WORK INSTRUCTION: Go through the records below and show every line with the string "case".

GIVEN RECORDS:
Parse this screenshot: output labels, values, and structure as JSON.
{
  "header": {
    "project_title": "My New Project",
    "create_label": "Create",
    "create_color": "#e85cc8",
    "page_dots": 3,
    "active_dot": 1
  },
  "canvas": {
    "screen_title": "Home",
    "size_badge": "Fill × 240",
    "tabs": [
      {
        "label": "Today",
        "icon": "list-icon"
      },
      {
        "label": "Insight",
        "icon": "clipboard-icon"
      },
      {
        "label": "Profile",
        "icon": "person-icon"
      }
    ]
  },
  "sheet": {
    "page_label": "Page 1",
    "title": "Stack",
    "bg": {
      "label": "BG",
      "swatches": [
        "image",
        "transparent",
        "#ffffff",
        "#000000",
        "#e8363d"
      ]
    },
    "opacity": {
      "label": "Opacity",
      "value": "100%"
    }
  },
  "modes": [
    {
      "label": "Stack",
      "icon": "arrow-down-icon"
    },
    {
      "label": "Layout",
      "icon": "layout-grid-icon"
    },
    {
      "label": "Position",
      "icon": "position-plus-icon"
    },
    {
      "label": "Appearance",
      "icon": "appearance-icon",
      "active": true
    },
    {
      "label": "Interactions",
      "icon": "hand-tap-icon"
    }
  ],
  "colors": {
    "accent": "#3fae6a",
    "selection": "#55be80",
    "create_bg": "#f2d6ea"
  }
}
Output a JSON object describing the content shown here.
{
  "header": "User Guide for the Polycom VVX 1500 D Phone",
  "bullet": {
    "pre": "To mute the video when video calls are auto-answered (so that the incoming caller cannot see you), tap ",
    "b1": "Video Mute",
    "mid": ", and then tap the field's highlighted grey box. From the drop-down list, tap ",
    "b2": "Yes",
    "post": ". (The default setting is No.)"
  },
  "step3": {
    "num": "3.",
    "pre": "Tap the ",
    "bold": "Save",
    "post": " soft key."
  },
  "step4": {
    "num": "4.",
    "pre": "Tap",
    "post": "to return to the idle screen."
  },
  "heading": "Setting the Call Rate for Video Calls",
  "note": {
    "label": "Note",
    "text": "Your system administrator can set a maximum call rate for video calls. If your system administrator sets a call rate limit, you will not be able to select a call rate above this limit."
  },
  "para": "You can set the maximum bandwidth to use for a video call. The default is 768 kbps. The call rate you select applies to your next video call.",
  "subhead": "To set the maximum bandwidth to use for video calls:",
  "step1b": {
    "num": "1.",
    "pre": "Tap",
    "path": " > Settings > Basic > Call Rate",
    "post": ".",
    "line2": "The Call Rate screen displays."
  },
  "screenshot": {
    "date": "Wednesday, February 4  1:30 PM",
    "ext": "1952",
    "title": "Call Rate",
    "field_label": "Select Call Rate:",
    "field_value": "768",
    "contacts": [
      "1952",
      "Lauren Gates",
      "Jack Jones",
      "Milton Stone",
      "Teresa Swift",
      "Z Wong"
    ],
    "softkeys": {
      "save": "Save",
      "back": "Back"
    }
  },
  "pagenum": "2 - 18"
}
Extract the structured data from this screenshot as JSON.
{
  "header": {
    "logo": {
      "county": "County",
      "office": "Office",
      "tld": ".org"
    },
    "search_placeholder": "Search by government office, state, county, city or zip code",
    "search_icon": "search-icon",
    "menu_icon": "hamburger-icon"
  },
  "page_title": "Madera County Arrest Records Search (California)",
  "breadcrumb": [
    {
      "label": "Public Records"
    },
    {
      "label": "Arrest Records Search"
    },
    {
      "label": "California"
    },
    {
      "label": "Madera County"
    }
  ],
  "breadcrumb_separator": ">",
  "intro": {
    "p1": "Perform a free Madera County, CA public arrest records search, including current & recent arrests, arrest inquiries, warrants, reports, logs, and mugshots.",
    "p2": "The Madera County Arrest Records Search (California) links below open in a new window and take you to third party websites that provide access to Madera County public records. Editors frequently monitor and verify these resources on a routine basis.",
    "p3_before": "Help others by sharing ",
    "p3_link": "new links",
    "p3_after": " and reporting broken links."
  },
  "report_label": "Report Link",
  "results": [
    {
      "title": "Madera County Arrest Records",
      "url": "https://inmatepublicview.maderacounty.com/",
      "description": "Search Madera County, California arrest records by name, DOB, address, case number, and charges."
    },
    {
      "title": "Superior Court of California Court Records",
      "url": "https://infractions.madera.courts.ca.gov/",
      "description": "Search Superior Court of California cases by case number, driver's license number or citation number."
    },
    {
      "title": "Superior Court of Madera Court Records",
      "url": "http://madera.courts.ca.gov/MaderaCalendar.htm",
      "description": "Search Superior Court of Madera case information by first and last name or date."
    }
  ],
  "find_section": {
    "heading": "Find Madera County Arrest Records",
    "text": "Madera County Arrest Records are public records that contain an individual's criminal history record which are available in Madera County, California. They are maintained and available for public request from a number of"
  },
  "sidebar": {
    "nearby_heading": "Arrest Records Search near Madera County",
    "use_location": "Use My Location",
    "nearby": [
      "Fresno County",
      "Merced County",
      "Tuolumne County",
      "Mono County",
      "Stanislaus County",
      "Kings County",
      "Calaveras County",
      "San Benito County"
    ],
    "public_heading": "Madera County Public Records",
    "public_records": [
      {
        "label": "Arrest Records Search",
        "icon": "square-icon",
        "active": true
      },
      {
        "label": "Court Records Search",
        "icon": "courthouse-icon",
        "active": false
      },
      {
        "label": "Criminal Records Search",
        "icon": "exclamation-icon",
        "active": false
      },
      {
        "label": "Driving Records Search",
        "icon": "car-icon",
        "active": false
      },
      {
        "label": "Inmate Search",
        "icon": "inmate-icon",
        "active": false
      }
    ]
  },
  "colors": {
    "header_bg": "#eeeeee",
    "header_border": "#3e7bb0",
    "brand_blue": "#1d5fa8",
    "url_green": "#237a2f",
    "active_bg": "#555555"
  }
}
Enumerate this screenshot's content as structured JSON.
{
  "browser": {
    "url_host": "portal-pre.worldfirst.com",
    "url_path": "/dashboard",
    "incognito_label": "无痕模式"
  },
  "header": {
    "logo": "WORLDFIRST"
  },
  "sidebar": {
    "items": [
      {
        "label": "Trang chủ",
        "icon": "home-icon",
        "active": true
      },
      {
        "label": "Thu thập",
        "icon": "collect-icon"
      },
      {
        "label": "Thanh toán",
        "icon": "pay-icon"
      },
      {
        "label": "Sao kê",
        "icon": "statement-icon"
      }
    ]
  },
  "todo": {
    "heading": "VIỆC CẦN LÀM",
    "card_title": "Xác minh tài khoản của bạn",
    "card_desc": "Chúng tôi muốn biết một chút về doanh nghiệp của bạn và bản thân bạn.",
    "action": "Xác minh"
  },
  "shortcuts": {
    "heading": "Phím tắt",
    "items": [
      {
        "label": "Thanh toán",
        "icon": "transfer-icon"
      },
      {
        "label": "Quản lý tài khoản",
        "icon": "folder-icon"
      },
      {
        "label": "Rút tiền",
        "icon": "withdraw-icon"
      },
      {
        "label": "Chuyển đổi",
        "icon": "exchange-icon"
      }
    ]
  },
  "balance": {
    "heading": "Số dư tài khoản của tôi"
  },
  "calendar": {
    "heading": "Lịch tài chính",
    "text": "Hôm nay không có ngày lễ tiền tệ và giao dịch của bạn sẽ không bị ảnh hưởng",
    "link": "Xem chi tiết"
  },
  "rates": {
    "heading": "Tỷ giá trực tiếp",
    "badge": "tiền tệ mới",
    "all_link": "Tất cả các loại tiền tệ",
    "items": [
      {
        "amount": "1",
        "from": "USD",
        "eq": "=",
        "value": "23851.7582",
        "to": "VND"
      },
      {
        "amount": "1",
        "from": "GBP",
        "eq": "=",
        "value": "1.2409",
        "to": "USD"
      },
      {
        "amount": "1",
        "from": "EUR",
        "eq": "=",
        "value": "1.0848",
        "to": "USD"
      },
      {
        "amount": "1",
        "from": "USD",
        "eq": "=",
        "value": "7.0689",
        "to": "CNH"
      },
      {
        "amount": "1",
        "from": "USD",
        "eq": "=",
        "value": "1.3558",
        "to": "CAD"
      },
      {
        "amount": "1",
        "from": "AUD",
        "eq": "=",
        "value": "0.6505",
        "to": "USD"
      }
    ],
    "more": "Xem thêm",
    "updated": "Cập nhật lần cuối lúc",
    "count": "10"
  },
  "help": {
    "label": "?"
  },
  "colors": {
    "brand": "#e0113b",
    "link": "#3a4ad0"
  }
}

OUTPUT FOR THIS EXERCISE:
      "description": "Search Madera County, California arrest records by name, DOB, address, case number, and charges."
      "description": "Search Superior Court of California cases by case number, driver's license number or citation number."
      "description": "Search Superior Court of Madera case information by first and last name or date."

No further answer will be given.